Twenty million tons of water.
That’s the amount of water released by the Great Johnstown Flood in May 1889. The South Fork Dam at Little Conemaugh River failed – and twenty-two hundred souls perished. While the worst flood was in 1889, Johnstown also flooded in 1894, 1907, 1924, 1936, and 1977. The worst of these years was 1936, when flood damage reached the whole way from Johnstown to Pittsburgh.
By coincidence, my grandmother’s community in Licking Creek (or “Lickin’ Crick”, as they would say) also flooded in 1936. Unusually warm weather made the heavy snows melt – quickly – and western Pennsylvania paid the price. As the rivers and creeks overflowed their banks, they swept through suburbs and farmsteads, sweeping away even the topsoil.
are cheerful after March floods –
lilies on the rocks
My grandmother was eight years old when she watched the creek creep further and further out of its bank. Her parents were subsistence farmers eking out a living during the Great Depression. They had no crops to lose just yet – but they couldn’t afford to lose the chickens. They watched nervously as water inched higher and higher – closer and closer to the chicken coop.

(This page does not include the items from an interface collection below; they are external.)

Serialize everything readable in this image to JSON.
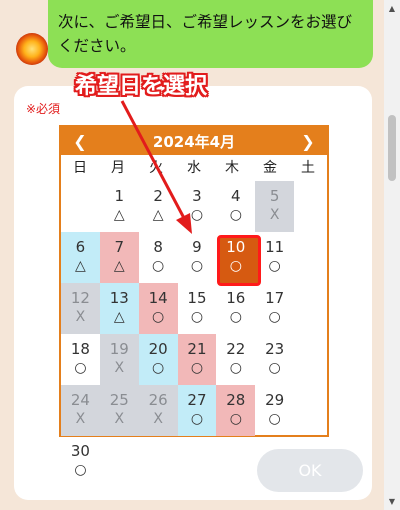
{
  "message": {
    "text": "次に、ご希望日、ご希望レッスンをお選びください。"
  },
  "form": {
    "required_label": "※必須",
    "ok_label": "OK"
  },
  "calendar": {
    "title": "2024年4月",
    "prev": "❮",
    "next": "❯",
    "weekdays": [
      "日",
      "月",
      "火",
      "水",
      "木",
      "金",
      "土"
    ],
    "selected_day": "10",
    "days": [
      {
        "d": "",
        "m": "",
        "t": "empty"
      },
      {
        "d": "1",
        "m": "△",
        "t": "open"
      },
      {
        "d": "2",
        "m": "△",
        "t": "open"
      },
      {
        "d": "3",
        "m": "○",
        "t": "open"
      },
      {
        "d": "4",
        "m": "○",
        "t": "open"
      },
      {
        "d": "5",
        "m": "X",
        "t": "closed"
      },
      {
        "d": "6",
        "m": "△",
        "t": "sat"
      },
      {
        "d": "7",
        "m": "△",
        "t": "sun"
      },
      {
        "d": "8",
        "m": "○",
        "t": "open"
      },
      {
        "d": "9",
        "m": "○",
        "t": "open"
      },
      {
        "d": "10",
        "m": "○",
        "t": "selected"
      },
      {
        "d": "11",
        "m": "○",
        "t": "open"
      },
      {
        "d": "12",
        "m": "X",
        "t": "closed"
      },
      {
        "d": "13",
        "m": "△",
        "t": "sat"
      },
      {
        "d": "14",
        "m": "○",
        "t": "sun"
      },
      {
        "d": "15",
        "m": "○",
        "t": "open"
      },
      {
        "d": "16",
        "m": "○",
        "t": "open"
      },
      {
        "d": "17",
        "m": "○",
        "t": "open"
      },
      {
        "d": "18",
        "m": "○",
        "t": "open"
      },
      {
        "d": "19",
        "m": "X",
        "t": "closed"
      },
      {
        "d": "20",
        "m": "○",
        "t": "sat"
      },
      {
        "d": "21",
        "m": "○",
        "t": "sun"
      },
      {
        "d": "22",
        "m": "○",
        "t": "open"
      },
      {
        "d": "23",
        "m": "○",
        "t": "open"
      },
      {
        "d": "24",
        "m": "X",
        "t": "closed"
      },
      {
        "d": "25",
        "m": "X",
        "t": "closed"
      },
      {
        "d": "26",
        "m": "X",
        "t": "closed"
      },
      {
        "d": "27",
        "m": "○",
        "t": "sat"
      },
      {
        "d": "28",
        "m": "○",
        "t": "sun"
      },
      {
        "d": "29",
        "m": "○",
        "t": "open"
      },
      {
        "d": "30",
        "m": "○",
        "t": "open"
      }
    ]
  },
  "annotation": {
    "text": "希望日を選択"
  },
  "colors": {
    "bubble": "#8de055",
    "calendar_header": "#e47f1c",
    "annotation": "#e21c1c",
    "sunday": "#f2b8b8",
    "saturday": "#c2ecf8",
    "closed": "#d3d6dc",
    "selected": "#d65a11"
  }
}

When the water trickled into the coop they had no choice but to rescue the chickens.
Grandma slogged into the hen house with the leghorns. The chickens would stand on one leg, trying to stay warm and dry. As they grew tired they would shift from one leg to the other. Almost eighty years later, Grandma still remembers those miserable chickens.
the creek keeps rising –
hens shake muddy water
from their cold feet
First image: Destruction of Lower Johnstown, PA, USA, after the Great Flood of 1889. Wikipedia.
Second Image: White Leghorn. USDA via Wikimedia.